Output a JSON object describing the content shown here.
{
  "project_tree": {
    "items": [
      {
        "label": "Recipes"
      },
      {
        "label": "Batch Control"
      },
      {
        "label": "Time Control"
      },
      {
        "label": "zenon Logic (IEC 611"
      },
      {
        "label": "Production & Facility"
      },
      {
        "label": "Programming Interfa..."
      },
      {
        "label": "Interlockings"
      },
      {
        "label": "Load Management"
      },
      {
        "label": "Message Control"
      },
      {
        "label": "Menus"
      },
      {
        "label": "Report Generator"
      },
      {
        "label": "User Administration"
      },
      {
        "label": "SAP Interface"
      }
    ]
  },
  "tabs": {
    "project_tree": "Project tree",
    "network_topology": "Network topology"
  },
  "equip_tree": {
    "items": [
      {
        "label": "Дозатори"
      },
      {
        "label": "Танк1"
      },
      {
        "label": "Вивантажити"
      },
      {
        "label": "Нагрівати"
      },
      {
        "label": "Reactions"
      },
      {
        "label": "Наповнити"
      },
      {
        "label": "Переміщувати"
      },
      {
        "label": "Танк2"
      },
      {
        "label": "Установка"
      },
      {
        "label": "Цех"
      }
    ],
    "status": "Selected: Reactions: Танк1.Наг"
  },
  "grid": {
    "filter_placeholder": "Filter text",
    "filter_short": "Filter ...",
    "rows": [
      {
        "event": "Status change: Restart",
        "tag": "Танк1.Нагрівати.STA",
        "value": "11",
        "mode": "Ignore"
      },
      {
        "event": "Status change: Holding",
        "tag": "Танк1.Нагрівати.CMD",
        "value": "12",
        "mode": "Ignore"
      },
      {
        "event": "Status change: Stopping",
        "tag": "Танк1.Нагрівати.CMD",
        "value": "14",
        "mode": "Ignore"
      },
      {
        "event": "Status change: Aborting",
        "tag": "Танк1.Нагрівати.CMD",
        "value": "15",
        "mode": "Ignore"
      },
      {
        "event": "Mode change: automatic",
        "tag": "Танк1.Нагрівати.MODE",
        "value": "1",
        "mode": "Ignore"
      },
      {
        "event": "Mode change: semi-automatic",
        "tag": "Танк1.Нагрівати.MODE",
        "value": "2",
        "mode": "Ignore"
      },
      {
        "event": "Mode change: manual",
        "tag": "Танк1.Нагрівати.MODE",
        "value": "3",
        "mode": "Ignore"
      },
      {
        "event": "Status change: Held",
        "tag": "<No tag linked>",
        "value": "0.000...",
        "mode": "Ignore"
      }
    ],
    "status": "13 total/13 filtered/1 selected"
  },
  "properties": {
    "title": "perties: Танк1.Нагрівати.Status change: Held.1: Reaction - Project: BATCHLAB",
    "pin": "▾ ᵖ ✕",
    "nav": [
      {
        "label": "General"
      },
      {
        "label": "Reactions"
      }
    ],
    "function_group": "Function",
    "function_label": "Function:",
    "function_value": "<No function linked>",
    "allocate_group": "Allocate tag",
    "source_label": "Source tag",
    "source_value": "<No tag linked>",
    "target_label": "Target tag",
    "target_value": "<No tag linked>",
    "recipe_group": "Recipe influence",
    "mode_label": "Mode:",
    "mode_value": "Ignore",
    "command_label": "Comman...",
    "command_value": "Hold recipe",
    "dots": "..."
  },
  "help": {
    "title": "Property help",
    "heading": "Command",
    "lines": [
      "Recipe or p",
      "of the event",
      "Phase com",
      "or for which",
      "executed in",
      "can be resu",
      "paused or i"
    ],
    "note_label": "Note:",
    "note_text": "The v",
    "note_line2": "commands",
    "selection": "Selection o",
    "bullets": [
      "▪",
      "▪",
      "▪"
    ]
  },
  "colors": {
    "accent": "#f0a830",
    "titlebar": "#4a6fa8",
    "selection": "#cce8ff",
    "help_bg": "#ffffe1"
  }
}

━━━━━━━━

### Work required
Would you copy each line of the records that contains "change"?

### Response below
        "event": "Status change: Restart",
        "event": "Status change: Holding",
        "event": "Status change: Stopping",
        "event": "Status change: Aborting",
        "event": "Mode change: automatic",
        "event": "Mode change: semi-automatic",
        "event": "Mode change: manual",
        "event": "Status change: Held",
    "title": "perties: Танк1.Нагрівати.Status change: Held.1: Reaction - Project: BATCHLAB",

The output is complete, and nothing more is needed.